This argument is both a contradiction because C++ also makes such decisions thus disqualifying it despite the author's claims, AND it's tautological because every language makes opinionated decisions about acceptable idioms. Really, no language could possibly satisfy the author's requirements.

Given its goals, I think Rust made a pretty good set of opinionated choices though. Certainly better than C++ overall.

Comment Re:For those who can read... (Score 1) 237

It's information about me, but it belongs to the phone company, and they have it.

Does the phone company have ownership over data about you? Should it? A person's "house, papers, and effects" recognizes a person's property rights. It doesn't seem unreasonable that use of a service, particularly a common carrier, generates new "papers and effects" that ought to be considered personal property.

For instance, we already recognize a person's right to provacy protection over their medical records, even though by your argument, hospitals and doctors "own" those records in a very similar way a phone company "owns" your metadata.

Comment Re:We're so screwed. (Score 5, Insightful) 237

You've tasked these loyal people with a job to do in order to keep the USA and its citizens safe, and then removed the tools they need to do the job effectively.

Except there's no proof that these tools are actually effective, and there are plenty of arguments made by experts that they cannot possibly be effective (too many false positives ties up scarce investigative resources). So I reject your whole premise.
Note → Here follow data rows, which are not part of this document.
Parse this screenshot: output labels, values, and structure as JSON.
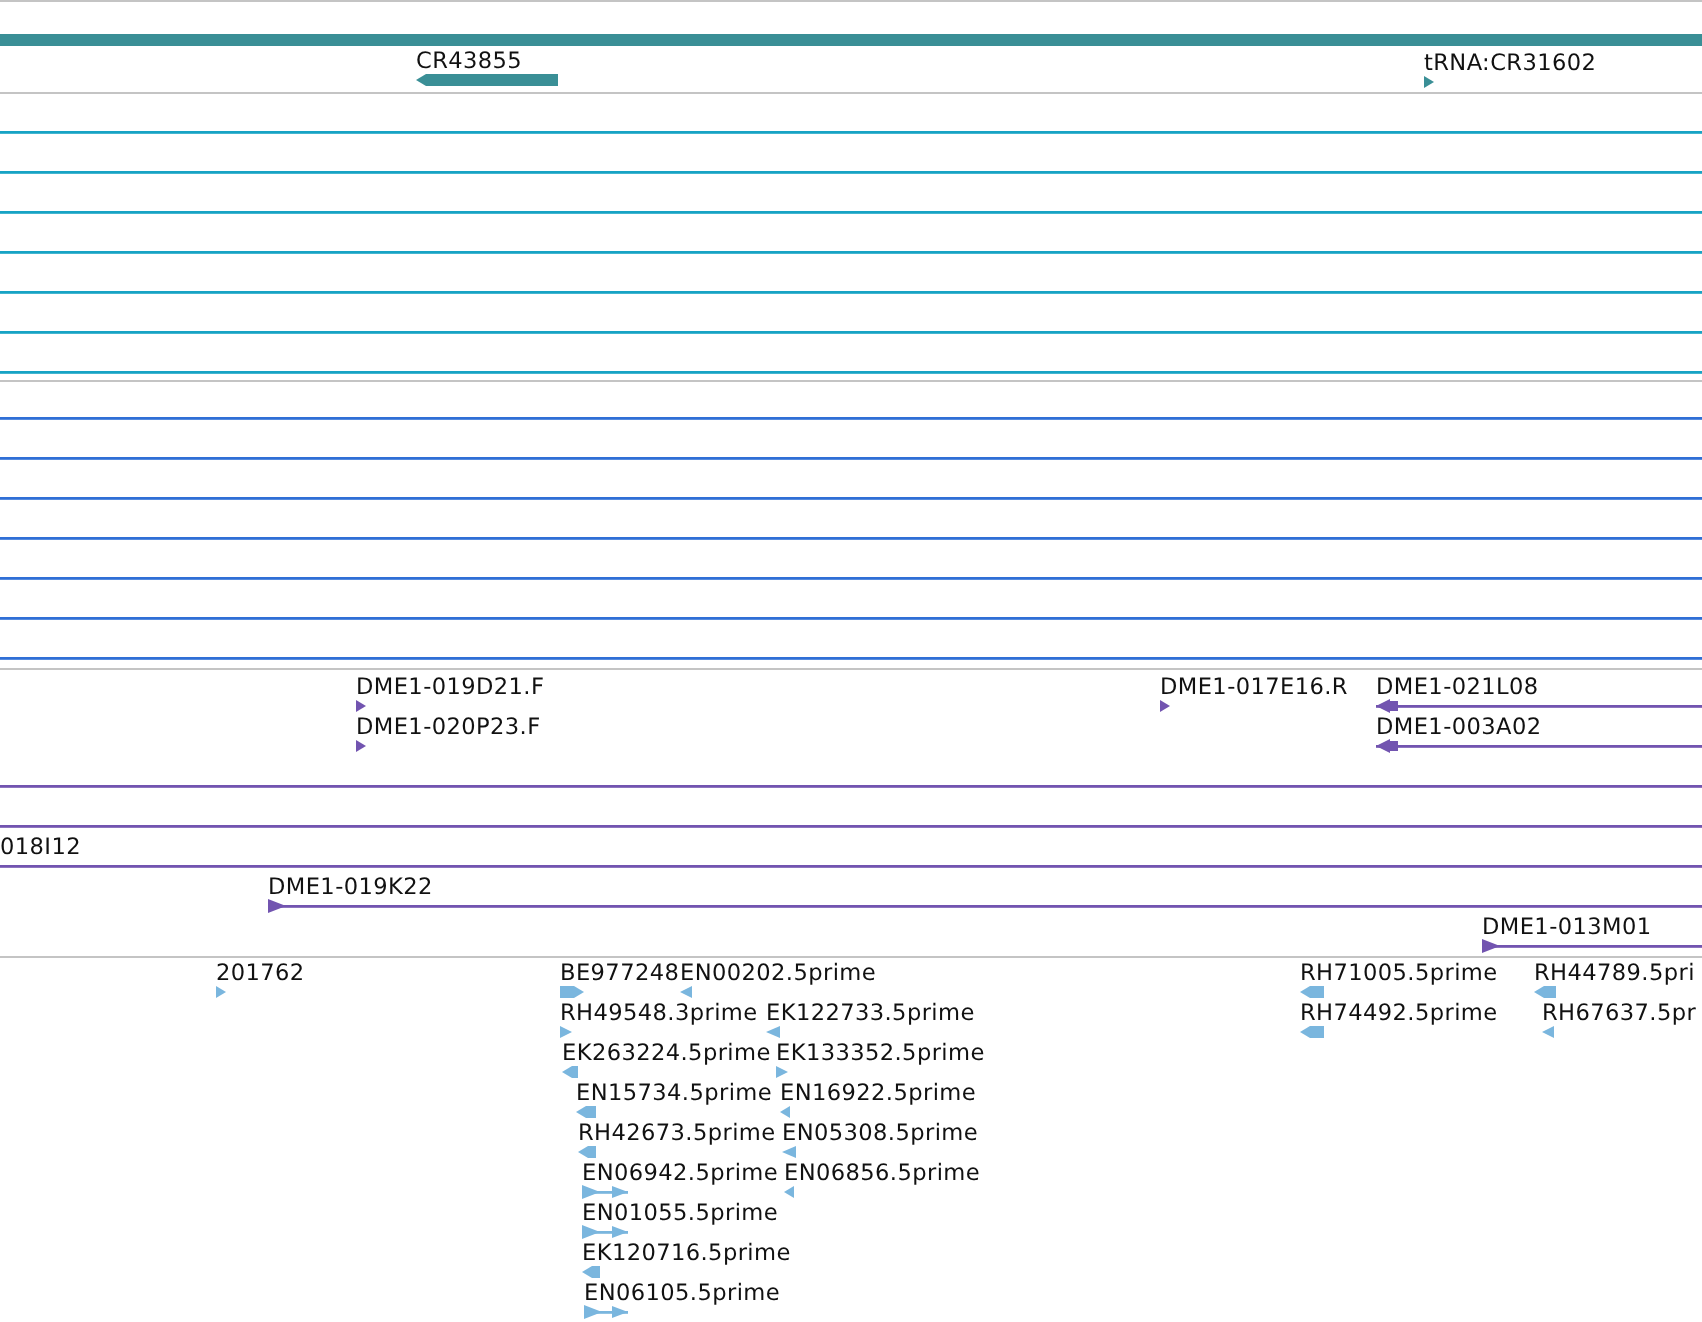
{
  "tracks": [
    {
      "color": "#3a8f96",
      "features": [
        {
          "kind": "plainbar"
        },
        {
          "label": "CR43855",
          "kind": "leftbar"
        },
        {
          "label": "tRNA:CR31602",
          "kind": "righttick"
        }
      ]
    },
    {
      "color": "#17a3c4",
      "features": [
        {
          "kind": "plainline"
        },
        {
          "kind": "plainline"
        },
        {
          "kind": "plainline"
        },
        {
          "kind": "plainline"
        },
        {
          "kind": "plainline"
        },
        {
          "kind": "plainline"
        },
        {
          "kind": "plainline"
        }
      ]
    },
    {
      "color": "#2f6fd6",
      "features": [
        {
          "kind": "plainline"
        },
        {
          "kind": "plainline"
        },
        {
          "kind": "plainline"
        },
        {
          "kind": "plainline"
        },
        {
          "kind": "plainline"
        },
        {
          "kind": "plainline"
        },
        {
          "kind": "plainline"
        }
      ]
    },
    {
      "color": "#7254b0",
      "features": [
        {
          "label": "DME1-019D21.F",
          "kind": "righttick"
        },
        {
          "label": "DME1-017E16.R",
          "kind": "righttick"
        },
        {
          "label": "DME1-021L08",
          "kind": "leftline"
        },
        {
          "label": "DME1-020P23.F",
          "kind": "righttick"
        },
        {
          "label": "DME1-003A02",
          "kind": "leftline"
        },
        {
          "kind": "plainline"
        },
        {
          "kind": "plainline"
        },
        {
          "label": "018I12",
          "kind": "plainline"
        },
        {
          "label": "DME1-019K22",
          "kind": "rightline"
        },
        {
          "label": "DME1-013M01",
          "kind": "rightline"
        }
      ]
    },
    {
      "color": "#7ab6de",
      "features": [
        {
          "label": "201762",
          "kind": "righttick"
        },
        {
          "label": "BE977248",
          "kind": "rightbar"
        },
        {
          "label": "EN00202.5prime",
          "kind": "lefttick"
        },
        {
          "label": "RH71005.5prime",
          "kind": "leftbar"
        },
        {
          "label": "RH44789.5pri",
          "kind": "leftbar"
        },
        {
          "label": "RH49548.3prime",
          "kind": "righttick"
        },
        {
          "label": "EK122733.5prime",
          "kind": "lefttick"
        },
        {
          "label": "RH74492.5prime",
          "kind": "leftbar"
        },
        {
          "label": "RH67637.5pr",
          "kind": "lefttick"
        },
        {
          "label": "EK263224.5prime",
          "kind": "leftbar"
        },
        {
          "label": "EK133352.5prime",
          "kind": "righttick"
        },
        {
          "label": "EN15734.5prime",
          "kind": "leftbar"
        },
        {
          "label": "EN16922.5prime",
          "kind": "lefttick"
        },
        {
          "label": "RH42673.5prime",
          "kind": "leftbar"
        },
        {
          "label": "EN05308.5prime",
          "kind": "lefttick"
        },
        {
          "label": "EN06942.5prime",
          "kind": "rightline"
        },
        {
          "label": "EN06856.5prime",
          "kind": "lefttick"
        },
        {
          "label": "EN01055.5prime",
          "kind": "rightline"
        },
        {
          "label": "EK120716.5prime",
          "kind": "leftbar"
        },
        {
          "label": "EN06105.5prime",
          "kind": "rightline"
        }
      ]
    }
  ]
}
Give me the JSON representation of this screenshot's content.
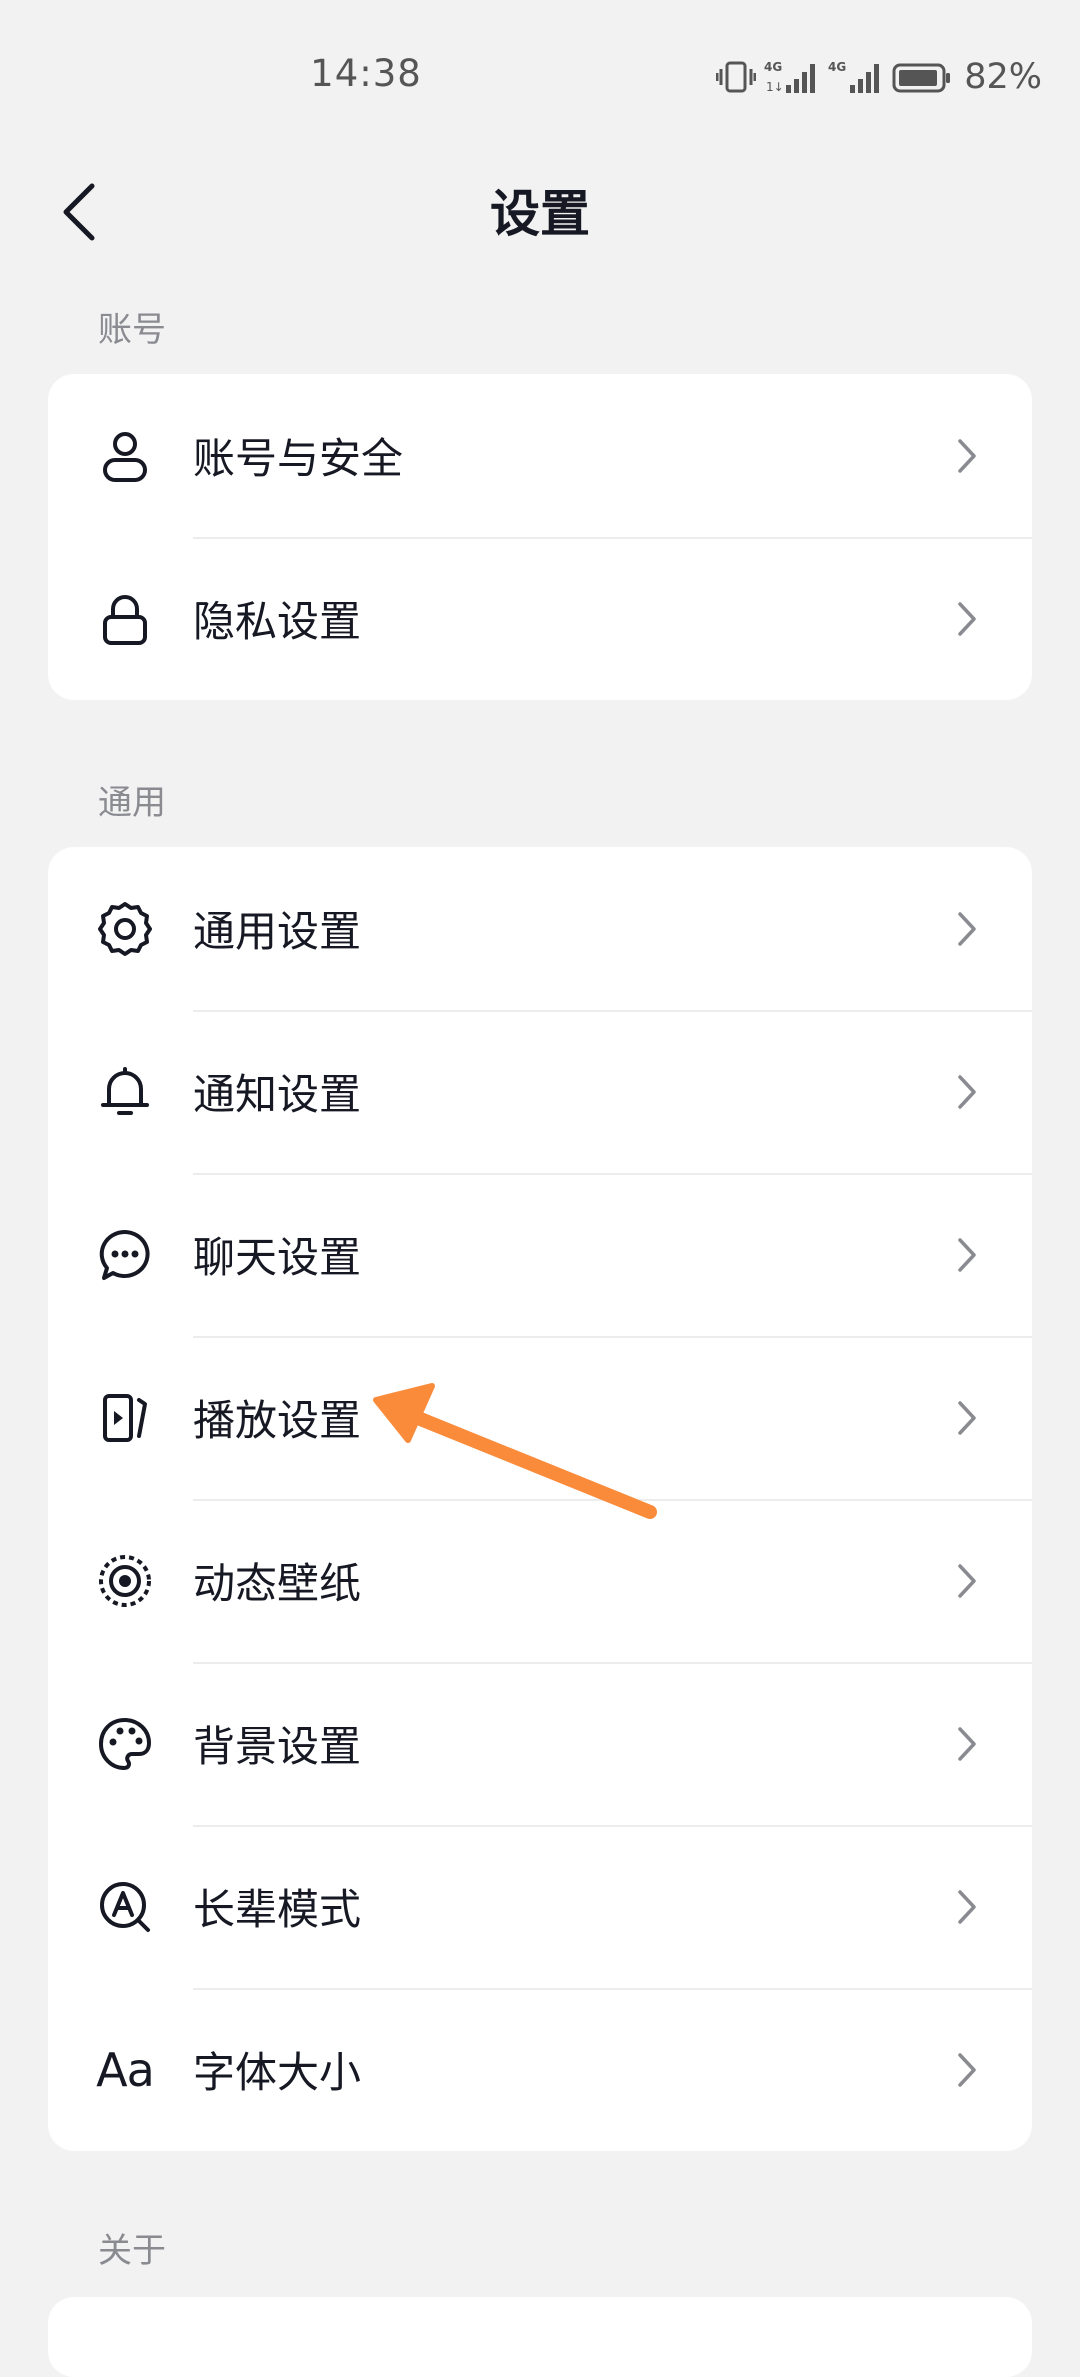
{
  "status_bar": {
    "time": "14:38",
    "battery_percent": "82%",
    "network_1": "4G",
    "network_2": "4G"
  },
  "header": {
    "title": "设置"
  },
  "sections": [
    {
      "label": "账号",
      "items": [
        {
          "label": "账号与安全",
          "icon": "user-icon"
        },
        {
          "label": "隐私设置",
          "icon": "lock-icon"
        }
      ]
    },
    {
      "label": "通用",
      "items": [
        {
          "label": "通用设置",
          "icon": "gear-icon"
        },
        {
          "label": "通知设置",
          "icon": "bell-icon"
        },
        {
          "label": "聊天设置",
          "icon": "chat-bubble-icon"
        },
        {
          "label": "播放设置",
          "icon": "play-settings-icon"
        },
        {
          "label": "动态壁纸",
          "icon": "live-wallpaper-icon"
        },
        {
          "label": "背景设置",
          "icon": "palette-icon"
        },
        {
          "label": "长辈模式",
          "icon": "elder-mode-icon"
        },
        {
          "label": "字体大小",
          "icon": "font-size-icon",
          "icon_text": "Aa"
        }
      ]
    },
    {
      "label": "关于",
      "items": []
    }
  ],
  "annotation": {
    "type": "arrow",
    "color": "#f98b3a",
    "points_to": "播放设置"
  }
}
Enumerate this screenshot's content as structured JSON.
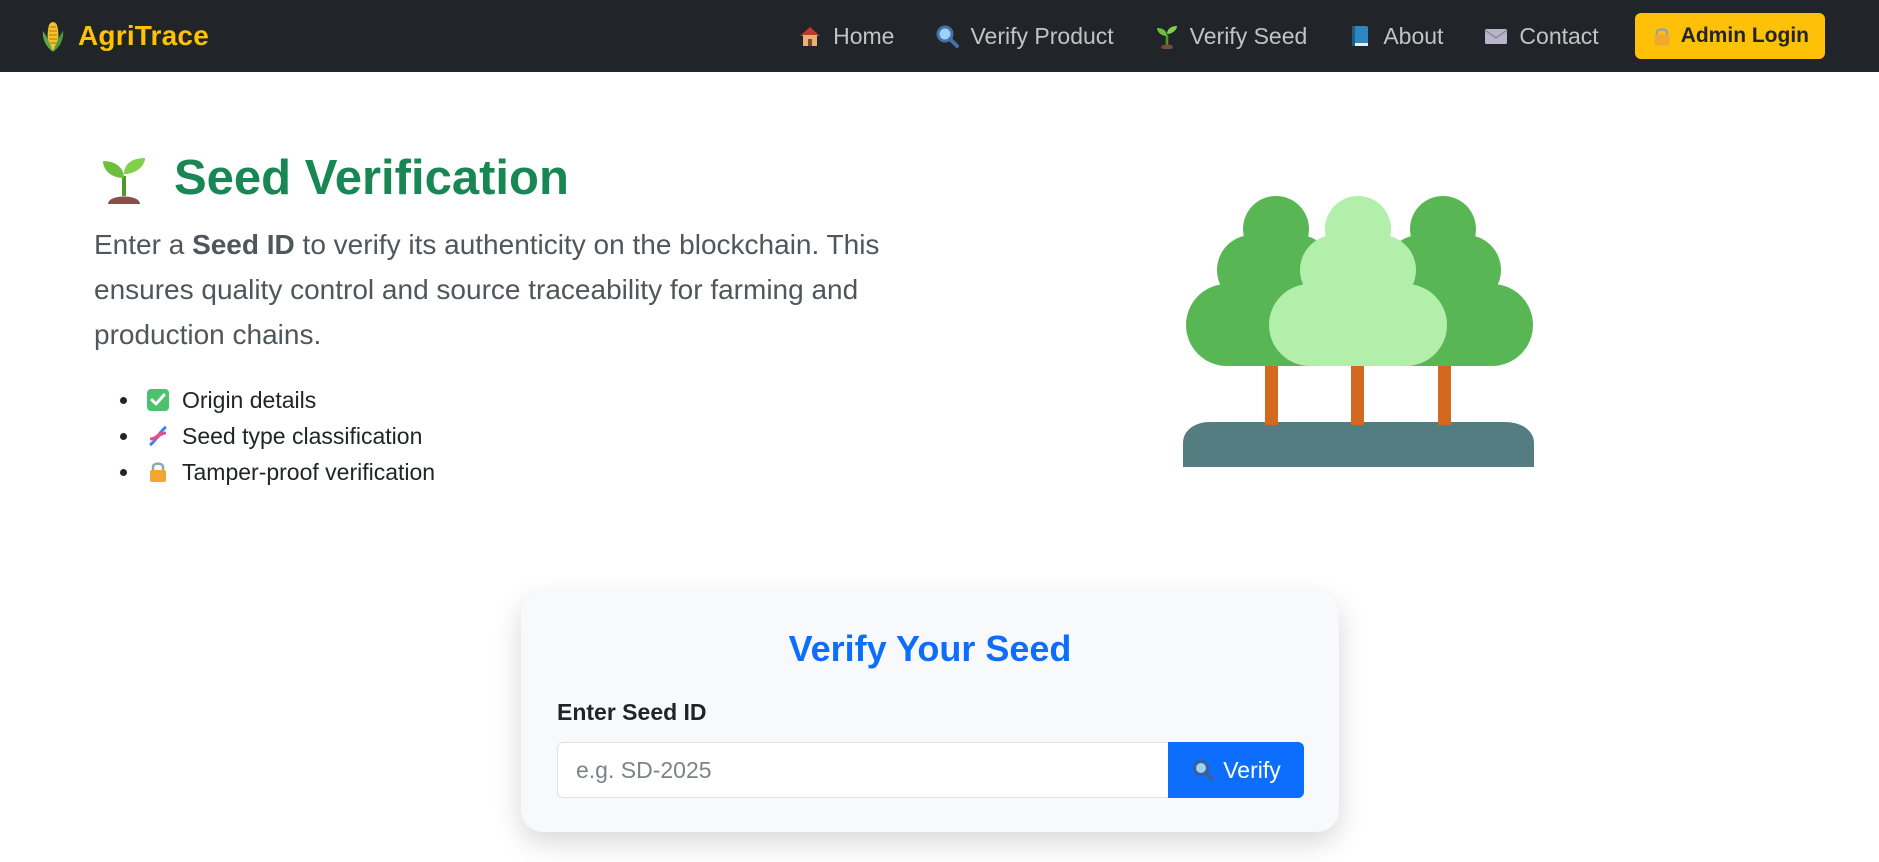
{
  "navbar": {
    "brand": "AgriTrace",
    "brand_icon": "corn-icon",
    "links": [
      {
        "label": "Home",
        "icon": "house-icon"
      },
      {
        "label": "Verify Product",
        "icon": "magnifier-icon"
      },
      {
        "label": "Verify Seed",
        "icon": "seedling-icon"
      },
      {
        "label": "About",
        "icon": "book-icon"
      },
      {
        "label": "Contact",
        "icon": "envelope-icon"
      }
    ],
    "admin_login": {
      "label": "Admin Login",
      "icon": "lock-icon"
    }
  },
  "hero": {
    "title": "Seed Verification",
    "title_icon": "seedling-icon",
    "desc_prefix": "Enter a ",
    "desc_bold": "Seed ID",
    "desc_suffix": " to verify its authenticity on the blockchain. This ensures quality control and source traceability for farming and production chains.",
    "features": [
      {
        "label": "Origin details",
        "icon": "check-box-icon"
      },
      {
        "label": "Seed type classification",
        "icon": "dna-icon"
      },
      {
        "label": "Tamper-proof verification",
        "icon": "lock-icon"
      }
    ],
    "illustration": "trees-icon"
  },
  "verify_card": {
    "title": "Verify Your Seed",
    "input_label": "Enter Seed ID",
    "input_placeholder": "e.g. SD-2025",
    "input_value": "",
    "button_label": "Verify",
    "button_icon": "magnifier-icon"
  },
  "colors": {
    "navbar_bg": "#212529",
    "brand": "#ffc107",
    "title_green": "#198754",
    "card_title_blue": "#0d6efd",
    "button_blue": "#0d6efd"
  }
}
A sine curve goes off to infinity, or at least the end of the blackboard. -- Prof. Steiner